A$AP Ant wants to be the Kanye West of Baltimore — Baltimore Sun
After Life’s Fitful Fever — City Paper
A new measure going before the Baltimore City Council next week would ramp up sentencing requirements for those who illegally possess handguns in the city — the same people who police say are carrying out most of Baltimore’s murders.
Baltimoreans are reacting with surprise and anger to the possibility that former Episcopal Bishop Heather Cook may be released from prison this spring, less than two years after she received a seven-year sentence for a drunk-driving hit-and-run accident that killed a Baltimore cyclist and father of two.
Over the weekend, police in Cumberland, Maryland arrested two men for trying to smuggle drugs, tobacco, and porn into a maximum security prison. That in itself is not that unusual; what was unique about this case, however, was the method they’d chosen for their smuggling.
Right now, included among the inmates at the Baltimore City Detention Center are 43 youths who have been charged and tried as adults — they are kids, convicted of things like “murder, rape, assault, handgun violations and robbery with a deadly weapon.” Maryland has been tasked with improving the conditions these young people endure –which have included “assaults, lax oversight by correction officers, and stifling heat” according to the Sun.
Sounds like somebody took that book Choke a little too close to heart: police recently released a warning about a seizure-faking restaurant scammer in the Baltimore area. Andrew Palmer (pictured above) has just gotten out of prison and unless he’s made some major life-adjustments, restaurants had better be on the lookout for the 45-year-old.
Our tough-on-crime governor has granted his first ever sentence commutations for prisoners doing life for murder. Gov. Martin O’Malley has accepted the recommendations of the state’s Parole Commission in commuting the sentences of Mark Farley Grant and Tamara Settles, but the governor has discouraged the public from interpreting these commutations as a shifting of his stance, and with good reason.

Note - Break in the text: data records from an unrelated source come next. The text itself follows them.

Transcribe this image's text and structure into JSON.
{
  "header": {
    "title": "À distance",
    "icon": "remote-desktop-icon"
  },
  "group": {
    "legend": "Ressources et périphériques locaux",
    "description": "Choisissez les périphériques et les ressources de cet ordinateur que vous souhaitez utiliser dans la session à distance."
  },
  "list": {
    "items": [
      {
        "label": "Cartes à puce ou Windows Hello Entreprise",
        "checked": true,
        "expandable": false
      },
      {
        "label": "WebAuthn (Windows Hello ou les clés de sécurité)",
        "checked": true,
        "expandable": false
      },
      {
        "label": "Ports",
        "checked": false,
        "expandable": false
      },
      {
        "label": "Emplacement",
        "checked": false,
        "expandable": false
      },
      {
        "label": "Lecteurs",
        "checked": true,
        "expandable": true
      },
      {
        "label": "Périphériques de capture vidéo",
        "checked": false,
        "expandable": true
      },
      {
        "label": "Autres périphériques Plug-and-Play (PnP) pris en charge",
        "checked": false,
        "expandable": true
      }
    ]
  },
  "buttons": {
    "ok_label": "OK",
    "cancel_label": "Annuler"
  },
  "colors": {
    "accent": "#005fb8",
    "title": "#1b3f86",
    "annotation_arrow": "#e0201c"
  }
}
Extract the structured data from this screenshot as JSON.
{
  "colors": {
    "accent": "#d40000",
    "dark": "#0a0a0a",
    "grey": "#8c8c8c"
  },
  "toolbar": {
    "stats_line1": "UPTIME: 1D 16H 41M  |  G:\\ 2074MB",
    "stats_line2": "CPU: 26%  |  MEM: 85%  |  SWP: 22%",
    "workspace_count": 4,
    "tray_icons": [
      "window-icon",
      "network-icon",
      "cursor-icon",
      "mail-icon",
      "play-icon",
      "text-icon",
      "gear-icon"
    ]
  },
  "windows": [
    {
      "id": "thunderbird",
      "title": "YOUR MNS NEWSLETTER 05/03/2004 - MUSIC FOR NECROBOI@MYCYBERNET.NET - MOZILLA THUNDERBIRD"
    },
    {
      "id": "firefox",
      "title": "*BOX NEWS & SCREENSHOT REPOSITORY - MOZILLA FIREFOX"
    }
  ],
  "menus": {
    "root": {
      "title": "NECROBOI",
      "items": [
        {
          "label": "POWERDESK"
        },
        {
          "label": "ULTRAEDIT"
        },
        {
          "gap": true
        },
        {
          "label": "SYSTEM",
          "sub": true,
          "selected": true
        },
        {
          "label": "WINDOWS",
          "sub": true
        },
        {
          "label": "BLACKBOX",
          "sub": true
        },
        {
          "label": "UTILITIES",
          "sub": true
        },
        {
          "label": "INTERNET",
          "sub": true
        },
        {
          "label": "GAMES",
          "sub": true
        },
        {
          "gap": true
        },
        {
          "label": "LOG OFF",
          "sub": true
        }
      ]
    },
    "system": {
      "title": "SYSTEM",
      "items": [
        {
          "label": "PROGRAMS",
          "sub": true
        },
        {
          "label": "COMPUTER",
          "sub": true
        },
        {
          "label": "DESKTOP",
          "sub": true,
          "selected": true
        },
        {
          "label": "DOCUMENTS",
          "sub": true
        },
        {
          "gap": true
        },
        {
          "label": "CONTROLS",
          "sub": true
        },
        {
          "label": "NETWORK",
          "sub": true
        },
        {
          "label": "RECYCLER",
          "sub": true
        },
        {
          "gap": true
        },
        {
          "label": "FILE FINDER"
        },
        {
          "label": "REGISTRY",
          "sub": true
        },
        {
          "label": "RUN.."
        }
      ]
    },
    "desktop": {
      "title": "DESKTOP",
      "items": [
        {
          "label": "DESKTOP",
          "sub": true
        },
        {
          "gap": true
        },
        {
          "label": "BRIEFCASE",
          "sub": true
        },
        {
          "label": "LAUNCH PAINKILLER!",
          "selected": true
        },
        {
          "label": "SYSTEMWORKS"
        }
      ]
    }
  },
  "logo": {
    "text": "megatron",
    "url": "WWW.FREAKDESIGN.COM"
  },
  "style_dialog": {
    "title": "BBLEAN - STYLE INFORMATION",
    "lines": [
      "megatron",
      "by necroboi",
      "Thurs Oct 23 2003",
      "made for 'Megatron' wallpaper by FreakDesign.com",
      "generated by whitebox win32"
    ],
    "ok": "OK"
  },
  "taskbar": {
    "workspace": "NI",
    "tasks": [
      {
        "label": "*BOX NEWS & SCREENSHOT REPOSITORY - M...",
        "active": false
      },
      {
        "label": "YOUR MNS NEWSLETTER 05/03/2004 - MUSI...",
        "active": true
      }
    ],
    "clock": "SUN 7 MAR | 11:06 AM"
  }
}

Mark Farley Grant was sentenced to life in prison as a 15-year-old (now 42) for the shooting death of Michael Gough. With the key witness for the prosecution recanting his testimony in 2006, and the University of Maryland School of Law sending O’Malley a report in 2008 outlining their opinion that Grant had been framed for the murder and wrongfully convicted, a commutation (without reference to his probable innocence) in 2012 is really way too little, way too late.
Tamara Settles was convicted 27 years ago of luring a man into being robbed in which he was shot and killed by her boyfriend. The boyfriend, who pulled the trigger, has been out of jail for 19 years, while Settles has continued to serve life, due to the ineptitude of her lawyers.
These commutations are really the exceptions that prove the rule, highlighting the people who regularly pay the price for a “tough on crime” reputation. Does anyone else think this last chance for the wrongfully convicted or excessively sentenced shouldn’t be decided by an ambitious man with a political reputation to cultivate?
Playing this weekend at Johns Hopkins, “Legion” follows the story of a teenage honor student, who happens to be in jail, while the service organization he founded is under siege. And, perhaps most interestingly, a drug dealer is in the hospital. How are all of these things connected? Come to the John Astin Theatre this weekend and find out!
“Legion,” written by award-winning playwright Nick Glossman, is produced by the Johns Hopkins University Theater and directed by James Glossman. It will feature performances by Johns Hopkins theater students and a guest appearance by John Astin.
Performances are this weekend, March 9 and 10 at 8 p.m., and March 11 at 2 p.m.